Critics said the state has already been using the care coordination model and that it's primarily designed to control costs. The state still hasn't decided how much they will defer to children's doctors when deciding what services to pay for, said Matthew Dietz, an attorney for the plaintiffs.
However, he said the policy change is a step in the right direction.
"The state of Florida has admitted that there is a problem, and that this problem needs to be fixed. Unfortunately, rather than welcoming all of the stakeholders, including the many children we represent, and the putative class of all kids with disabilities, and the federal government, AHCA has ignored them and again decided that it knows what is best for these families with children with disabilities," he said.

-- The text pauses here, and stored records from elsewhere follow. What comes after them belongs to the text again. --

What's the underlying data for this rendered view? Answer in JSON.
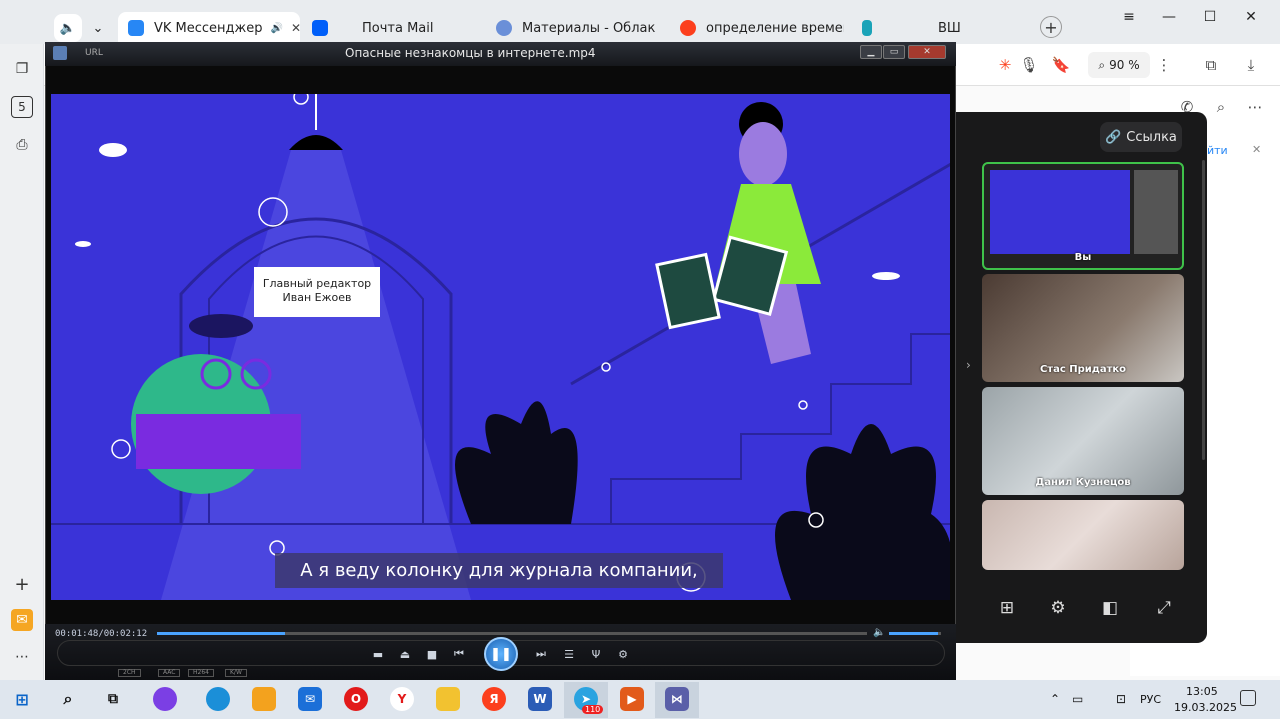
{
  "browser": {
    "tabs": [
      {
        "label": "VK Мессенджер",
        "color": "#2787f5"
      },
      {
        "label": "Почта Mail",
        "color": "#005ff9"
      },
      {
        "label": "Материалы - Облако зна",
        "color": "#6a8fd8"
      },
      {
        "label": "определение времени пе",
        "color": "#fc3f1d"
      },
      {
        "label": "ВШ",
        "color": "#1aa3b8"
      }
    ],
    "zoom": "90 %",
    "sidebar_badge": "5"
  },
  "right_page": {
    "link_text": "йти"
  },
  "player": {
    "title": "Опасные незнакомцы в интернете.mp4",
    "url_label": "URL",
    "time": "00:01:48/00:02:12",
    "progress": 0.18,
    "volume": 0.95,
    "subtitle": "А я веду колонку для журнала компании,",
    "caption_line1": "Главный редактор",
    "caption_line2": "Иван Ежоев",
    "codecs": [
      "2CH",
      "AAC",
      "H264",
      "K/W"
    ]
  },
  "vk_call": {
    "link_label": "Ссылка",
    "participants": [
      {
        "name": "Вы"
      },
      {
        "name": "Стас Придатко"
      },
      {
        "name": "Данил Кузнецов"
      },
      {
        "name": ""
      }
    ]
  },
  "taskbar": {
    "telegram_badge": "110",
    "lang": "РУС",
    "time": "13:05",
    "date": "19.03.2025"
  }
}
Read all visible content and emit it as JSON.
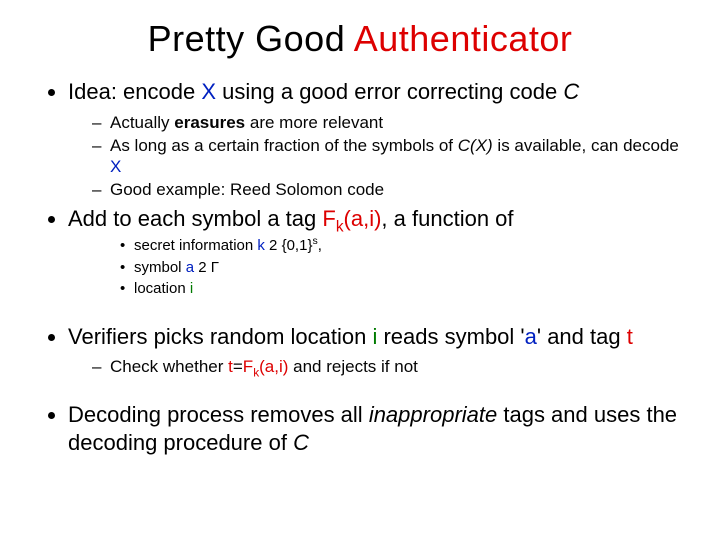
{
  "title": {
    "part1": "Pretty Good ",
    "part2": "Authenticator"
  },
  "bullets": {
    "b1": {
      "pre": "Idea: encode ",
      "x": "X",
      "mid": " using a good error correcting code ",
      "c": "C"
    },
    "b1sub": {
      "s1_pre": "Actually ",
      "s1_bold": "erasures",
      "s1_post": " are more relevant",
      "s2_pre": "As long as a certain fraction of the symbols of ",
      "s2_cx": "C(X)",
      "s2_mid": " is available, can decode ",
      "s2_x": "X",
      "s3": "Good example: Reed Solomon code"
    },
    "b2": {
      "pre": "Add to each symbol a tag ",
      "fk": "F",
      "fk_sub": "k",
      "args": "(a,i)",
      "post": ", a function of"
    },
    "b2sub": {
      "s1_pre": "secret information ",
      "s1_k": "k",
      "s1_in": " 2 ",
      "s1_set": "{0,1}",
      "s1_sup": "s",
      "s1_comma": ",",
      "s2_pre": "symbol ",
      "s2_a": "a",
      "s2_in": " 2 ",
      "s2_gamma": "Γ",
      "s3_pre": " location ",
      "s3_i": "i"
    },
    "b3": {
      "pre": "Verifiers picks random location ",
      "i": "i",
      "mid1": " reads symbol ",
      "q1": "'",
      "a": "a",
      "q2": "'",
      "mid2": " and tag ",
      "t": "t"
    },
    "b3sub": {
      "s1_pre": "Check whether ",
      "s1_t": "t",
      "s1_eq": "=",
      "s1_f": "F",
      "s1_fk": "k",
      "s1_args": "(a,i)",
      "s1_post": " and rejects if not"
    },
    "b4": {
      "pre": "Decoding process removes all ",
      "inapp": "inappropriate",
      "mid": " tags and uses the decoding procedure of ",
      "c": "C"
    }
  }
}
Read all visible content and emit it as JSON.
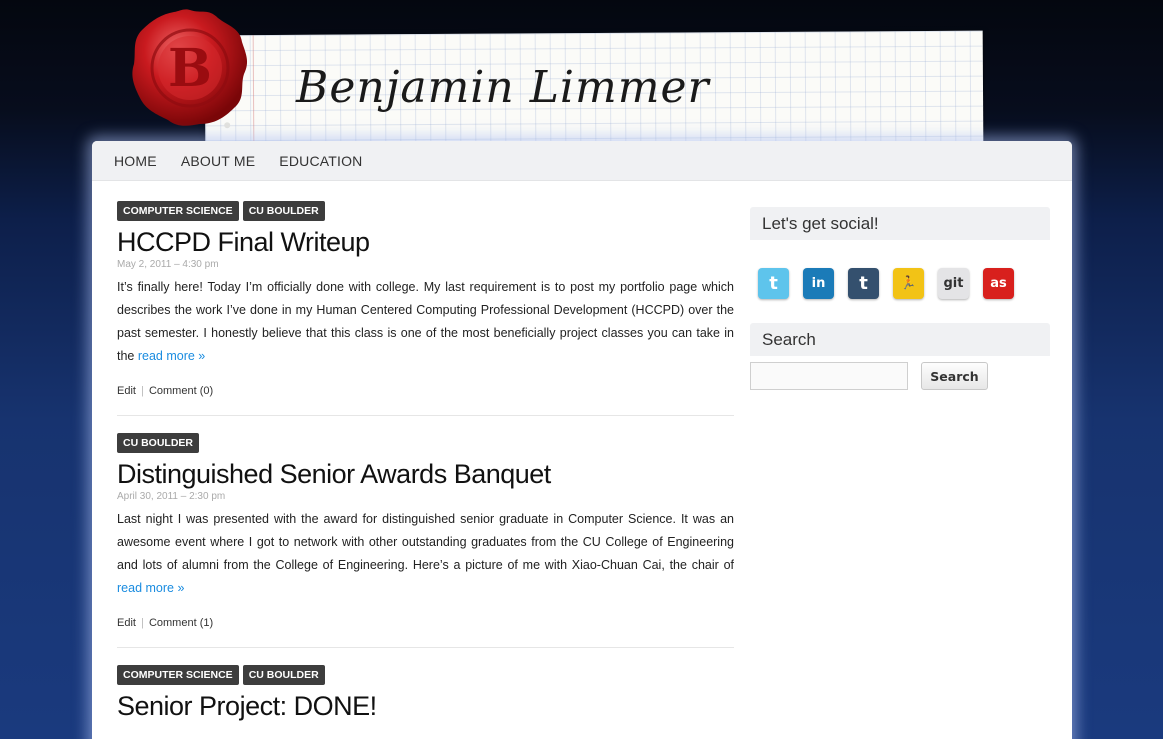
{
  "site": {
    "title": "Benjamin Limmer",
    "seal_letter": "B"
  },
  "nav": [
    {
      "label": "HOME"
    },
    {
      "label": "ABOUT ME"
    },
    {
      "label": "EDUCATION"
    }
  ],
  "posts": [
    {
      "tags": [
        "COMPUTER SCIENCE",
        "CU BOULDER"
      ],
      "title": "HCCPD Final Writeup",
      "date": "May 2, 2011 – 4:30 pm",
      "body": "It’s finally here! Today I’m officially done with college. My last requirement is to post my portfolio page which describes the work I’ve done in my Human Centered Computing Professional Development (HCCPD) over the past semester. I honestly believe that this class is one of the most beneficially project classes you can take in the ",
      "read_more": "read more »",
      "edit": "Edit",
      "separator": "|",
      "comments": "Comment (0)"
    },
    {
      "tags": [
        "CU BOULDER"
      ],
      "title": "Distinguished Senior Awards Banquet",
      "date": "April 30, 2011 – 2:30 pm",
      "body": "Last night I was presented with the award for distinguished senior graduate in Computer Science. It was an awesome event where I got to network with other outstanding graduates from the CU College of Engineering and lots of alumni from the College of Engineering. Here’s a picture of me with Xiao-Chuan Cai, the chair of ",
      "read_more": "read more »",
      "edit": "Edit",
      "separator": "|",
      "comments": "Comment (1)"
    },
    {
      "tags": [
        "COMPUTER SCIENCE",
        "CU BOULDER"
      ],
      "title": "Senior Project: DONE!"
    }
  ],
  "sidebar": {
    "social_title": "Let's get social!",
    "social_icons": [
      {
        "name": "twitter-icon",
        "glyph": "t",
        "color": "#5ec4ec"
      },
      {
        "name": "linkedin-icon",
        "glyph": "in",
        "color": "#1b7bb8"
      },
      {
        "name": "tumblr-icon",
        "glyph": "t",
        "color": "#34506e"
      },
      {
        "name": "aim-icon",
        "glyph": "🏃",
        "color": "#f2c316"
      },
      {
        "name": "github-icon",
        "glyph": "git",
        "color": "#e4e4e6"
      },
      {
        "name": "lastfm-icon",
        "glyph": "as",
        "color": "#d8201d"
      }
    ],
    "search_title": "Search",
    "search_placeholder": "",
    "search_button": "Search"
  }
}
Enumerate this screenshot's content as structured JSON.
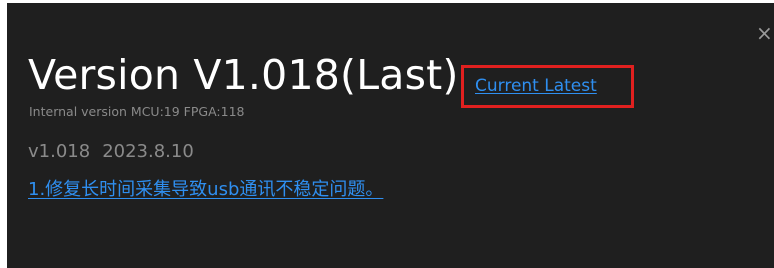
{
  "dialog": {
    "close_glyph": "×",
    "title": "Version V1.018(Last)",
    "latest_link": "Current Latest",
    "internal_version": "Internal version MCU:19 FPGA:118",
    "release": {
      "version": "v1.018",
      "date": "2023.8.10"
    },
    "change_notes": [
      "1.修复长时间采集导致usb通讯不稳定问题。"
    ]
  },
  "colors": {
    "background": "#1f1f1f",
    "title_text": "#ffffff",
    "muted_text": "#8a8a8a",
    "link": "#2f8ff0",
    "highlight_box": "#e0201f"
  },
  "icons": {
    "close": "close-icon"
  }
}
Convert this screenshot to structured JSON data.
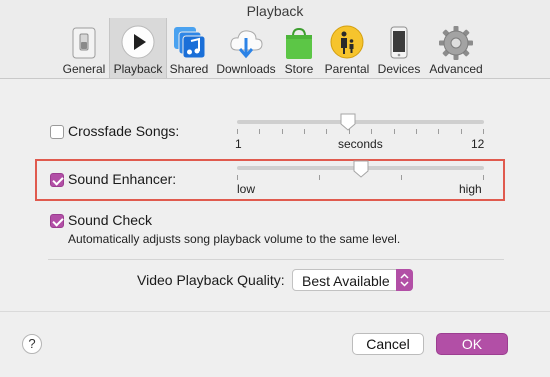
{
  "window": {
    "title": "Playback"
  },
  "toolbar": {
    "tabs": [
      {
        "label": "General",
        "icon": "general-switch-icon"
      },
      {
        "label": "Playback",
        "icon": "play-icon",
        "selected": true
      },
      {
        "label": "Shared",
        "icon": "shared-music-icon"
      },
      {
        "label": "Downloads",
        "icon": "cloud-download-icon"
      },
      {
        "label": "Store",
        "icon": "store-bag-icon"
      },
      {
        "label": "Parental",
        "icon": "parental-icon"
      },
      {
        "label": "Devices",
        "icon": "device-phone-icon"
      },
      {
        "label": "Advanced",
        "icon": "gear-icon"
      }
    ]
  },
  "crossfade": {
    "label": "Crossfade Songs:",
    "checked": false,
    "slider_min_label": "1",
    "slider_unit_label": "seconds",
    "slider_max_label": "12",
    "value_fraction": 0.45
  },
  "sound_enhancer": {
    "label": "Sound Enhancer:",
    "checked": true,
    "slider_low_label": "low",
    "slider_high_label": "high",
    "value_fraction": 0.5
  },
  "sound_check": {
    "label": "Sound Check",
    "checked": true,
    "description": "Automatically adjusts song playback volume to the same level."
  },
  "video_quality": {
    "label": "Video Playback Quality:",
    "value": "Best Available"
  },
  "buttons": {
    "cancel": "Cancel",
    "ok": "OK",
    "help": "?"
  },
  "colors": {
    "accent": "#b24fa6",
    "highlight_border": "#e05a4e"
  }
}
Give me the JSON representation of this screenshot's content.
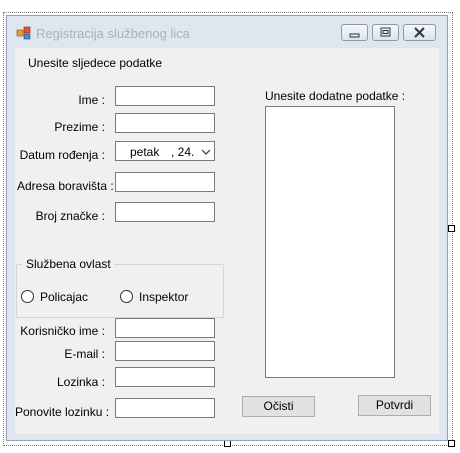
{
  "window": {
    "title": "Registracija službenog lica"
  },
  "form": {
    "header": "Unesite sljedece podatke",
    "labels": {
      "ime": "Ime :",
      "prezime": "Prezime :",
      "datum_rodjenja": "Datum rođenja :",
      "adresa": "Adresa boravišta :",
      "broj_znacke": "Broj značke :",
      "korisnicko_ime": "Korisničko ime :",
      "email": "E-mail :",
      "lozinka": "Lozinka :",
      "ponovite_lozinku": "Ponovite lozinku :"
    },
    "values": {
      "ime": "",
      "prezime": "",
      "adresa": "",
      "broj_znacke": "",
      "korisnicko_ime": "",
      "email": "",
      "lozinka": "",
      "ponovite_lozinku": ""
    },
    "date": {
      "day_name": "petak",
      "day_number": ", 24."
    },
    "ovlast": {
      "title": "Službena ovlast",
      "options": [
        "Policajac",
        "Inspektor"
      ],
      "selected": null
    },
    "extra": {
      "label": "Unesite dodatne podatke :",
      "value": ""
    },
    "buttons": {
      "clear": "Očisti",
      "confirm": "Potvrdi"
    }
  },
  "colors": {
    "frame": "#dfe6ee",
    "client": "#f0f0f0",
    "title_text_inactive": "#a7b3c0"
  }
}
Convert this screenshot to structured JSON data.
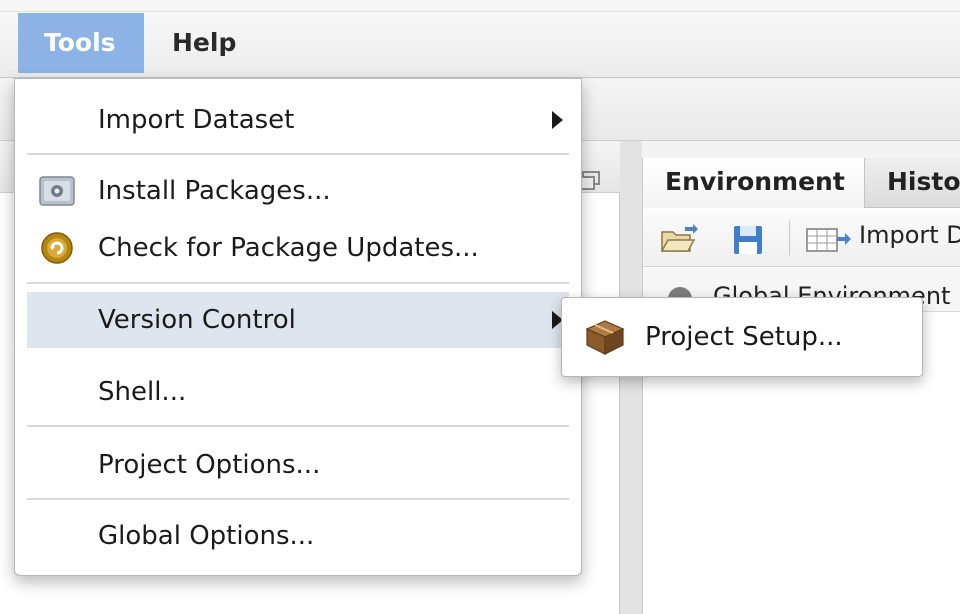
{
  "menubar": {
    "items": [
      {
        "label": "Tools",
        "active": true
      },
      {
        "label": "Help",
        "active": false
      }
    ]
  },
  "tools_menu": {
    "items": [
      {
        "label": "Import Dataset",
        "submenu": true
      },
      {
        "label": "Install Packages...",
        "icon": "install-package-icon"
      },
      {
        "label": "Check for Package Updates...",
        "icon": "package-update-icon"
      },
      {
        "label": "Version Control",
        "submenu": true,
        "highlighted": true
      },
      {
        "label": "Shell..."
      },
      {
        "label": "Project Options..."
      },
      {
        "label": "Global Options..."
      }
    ]
  },
  "version_control_submenu": {
    "items": [
      {
        "label": "Project Setup...",
        "icon": "project-box-icon"
      }
    ]
  },
  "right_pane": {
    "tabs": [
      "Environment",
      "Histo"
    ],
    "toolbar": {
      "icons": [
        "open-folder-icon",
        "save-disk-icon",
        "import-dataset-icon"
      ],
      "import_label": "Import D"
    },
    "environment_selector": "Global Environment"
  },
  "colors": {
    "menu_active_bg": "#8db2e6",
    "menu_item_highlight": "#dfe5ee",
    "package_icon_gold": "#b8860b",
    "project_box_brown": "#8a5a2b"
  }
}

Officials said in a statement that the "changes clarify misunderstanding of its current policies and exemplify the agency's existing commitment to ensuring that children in Florida promptly receive Medicaid services in the most integrated setting appropriate to meet their needs."